The kids these days have an expression: “Go outside and touch grass.” You say this to someone who has gone too far down the digital rabbit hole. They’ve spent too much time screaming at strangers online, becoming the mayor of the Metaverse in the process, so people would tell them to go outside and touch grass. Flip the script! Detach from your virtual self and reconnect with your body and with nature. In northern latitudes, you get a bonus script flip because of the end of winter and second winter. Grass is growing, and it’s finally warm enough outdoors to stop watching “Inside” by Bo Burnham that you can go outside and touch things. I asked a bartender their opinion on the meaning of going outside and touching grass, and they viewed it as a grounding exercise to centre your chakra. Double bonus for the electrical meaning of grounding. Damn, the kids are alright.

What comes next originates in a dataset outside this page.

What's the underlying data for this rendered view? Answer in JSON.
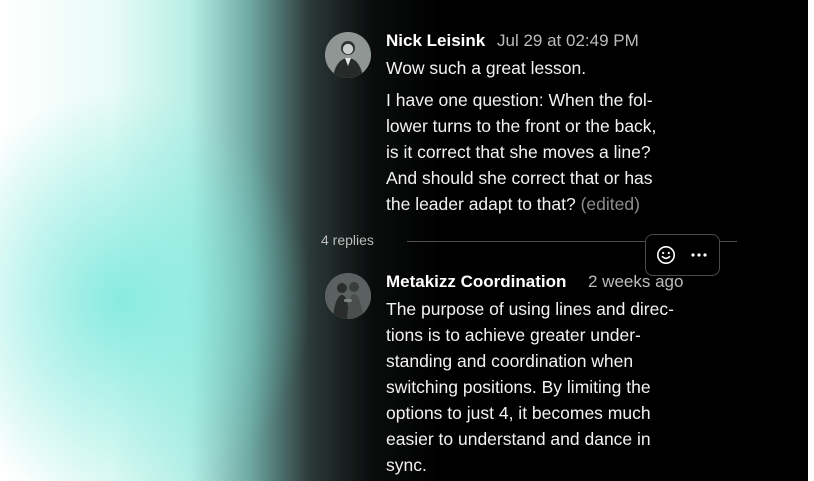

Alas, figuratively touching grass is helping me flip the script on FEAR. Walking, cycling, swimming, generally soaking up the sunshine. It’s great. Physical activity builds confidence, flexes the muscles and brain, prevents injuries. Maybe it also serves as a distraction. It’s hard to ruminate when there’s an activity urgently demanding your attention, like wandering through the park. Squirrel! This past winter was pretty dark and depressing, so combined with taking time away from work for the last two months, my mood is far better now that I can get some outdoors time. Flipping the script by going outside to touch grass is badass. *self-high-five*
Flipped Script: Persona
The big bad script. The final flip. I don’t know exactly how to describe it, but there’s this persona inside me that got me through some hard times, like a captain who’s weathered the stormy seas. Very useful when the seas are stormy, but when you reach land, sea captains become much less useful. I’m sure that I will have to embark onto new adventures at some point in the distant future, but I will be landlocked until further notice.
Let’s describe this persona, who is apparently a sea captain. Fuelled entirely on FEAR. Mentally sharp. Aware of existing risk factors along the journey with an eye to the horizon for additional threats. Cold. Severe, to the point of being heartless. Concerned for the wellbeing of the people he loves, but holds little patience for their feelings. Solid as a rock. Focused singularly on arriving at the destination safely, on time, and under budget. Simultaneously inspires feelings of love and fear. A bit of a bastard. Sometimes I even feel captive to his decisions, asking him “why are you like this?”
In the new world, I won’t need this sea captain persona anymore. He’s not warm and fuzzy like Nathan Fillion playing Malcolm Reynolds in Firefly, so let’s ditch this bitch and his boat shoes now that we’ve reached the promised land. I’m sure we’ll need his services again someday, but don’t call me; I’ll call you. The journey is over. You don’t have to go home, but you can’t stay here.
My suspenseful Act One is finished, so now I’m turning the page to Act Two. More accurately, I’m no longer emotionally hijacked and acting from a state of FEAR. As such, I’m able to flip the script on a lot of unnecessary and unhelpful narratives and behaviours, by going outside and by leaving behind my sea captain persona. It’s been a wild couple months, but it’s made my life way quieter and happier.